**What to work on**
Return each line of the listing that contains the string "استان".

BEGIN Provided data

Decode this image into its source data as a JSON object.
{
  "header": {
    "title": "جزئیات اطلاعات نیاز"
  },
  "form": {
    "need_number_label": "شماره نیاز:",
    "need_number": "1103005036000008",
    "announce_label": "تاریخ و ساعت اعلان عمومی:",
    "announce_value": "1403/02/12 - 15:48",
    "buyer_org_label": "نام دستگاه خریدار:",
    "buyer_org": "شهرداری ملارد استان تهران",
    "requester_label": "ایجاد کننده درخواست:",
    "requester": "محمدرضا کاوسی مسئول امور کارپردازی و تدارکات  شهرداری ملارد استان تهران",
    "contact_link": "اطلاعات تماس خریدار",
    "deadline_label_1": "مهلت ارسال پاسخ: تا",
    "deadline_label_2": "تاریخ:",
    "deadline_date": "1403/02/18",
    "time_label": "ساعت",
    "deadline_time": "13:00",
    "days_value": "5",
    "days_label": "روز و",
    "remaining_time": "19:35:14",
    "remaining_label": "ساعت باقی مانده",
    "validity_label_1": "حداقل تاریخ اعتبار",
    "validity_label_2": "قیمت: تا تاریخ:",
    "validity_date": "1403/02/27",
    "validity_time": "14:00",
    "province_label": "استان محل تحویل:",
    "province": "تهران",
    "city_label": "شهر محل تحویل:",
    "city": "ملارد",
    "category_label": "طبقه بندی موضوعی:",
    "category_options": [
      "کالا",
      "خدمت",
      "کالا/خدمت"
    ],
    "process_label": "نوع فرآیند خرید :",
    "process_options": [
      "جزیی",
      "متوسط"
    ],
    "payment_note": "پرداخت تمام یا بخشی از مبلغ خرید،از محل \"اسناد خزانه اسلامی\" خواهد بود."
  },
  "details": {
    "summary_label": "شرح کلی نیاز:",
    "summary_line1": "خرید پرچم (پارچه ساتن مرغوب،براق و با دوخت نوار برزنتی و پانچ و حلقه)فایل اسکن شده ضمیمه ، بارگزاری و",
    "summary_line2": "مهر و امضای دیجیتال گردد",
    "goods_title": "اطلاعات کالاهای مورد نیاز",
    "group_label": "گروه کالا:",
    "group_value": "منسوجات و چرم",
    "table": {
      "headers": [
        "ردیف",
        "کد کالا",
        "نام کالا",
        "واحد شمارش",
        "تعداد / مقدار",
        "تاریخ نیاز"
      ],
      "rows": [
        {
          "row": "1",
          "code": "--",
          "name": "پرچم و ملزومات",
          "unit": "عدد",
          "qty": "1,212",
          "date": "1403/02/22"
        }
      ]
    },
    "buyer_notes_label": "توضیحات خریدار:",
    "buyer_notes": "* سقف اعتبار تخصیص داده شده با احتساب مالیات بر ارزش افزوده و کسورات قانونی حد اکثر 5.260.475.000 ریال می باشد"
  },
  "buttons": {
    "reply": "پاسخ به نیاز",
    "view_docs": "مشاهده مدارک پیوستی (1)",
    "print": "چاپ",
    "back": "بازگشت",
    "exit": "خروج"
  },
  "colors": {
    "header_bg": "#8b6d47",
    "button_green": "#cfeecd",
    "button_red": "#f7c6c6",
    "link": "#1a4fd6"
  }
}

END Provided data

**Result**
    "buyer_org": "شهرداری ملارد استان تهران",
    "requester": "محمدرضا کاوسی مسئول امور کارپردازی و تدارکات  شهرداری ملارد استان تهران",
    "province_label": "استان محل تحویل:",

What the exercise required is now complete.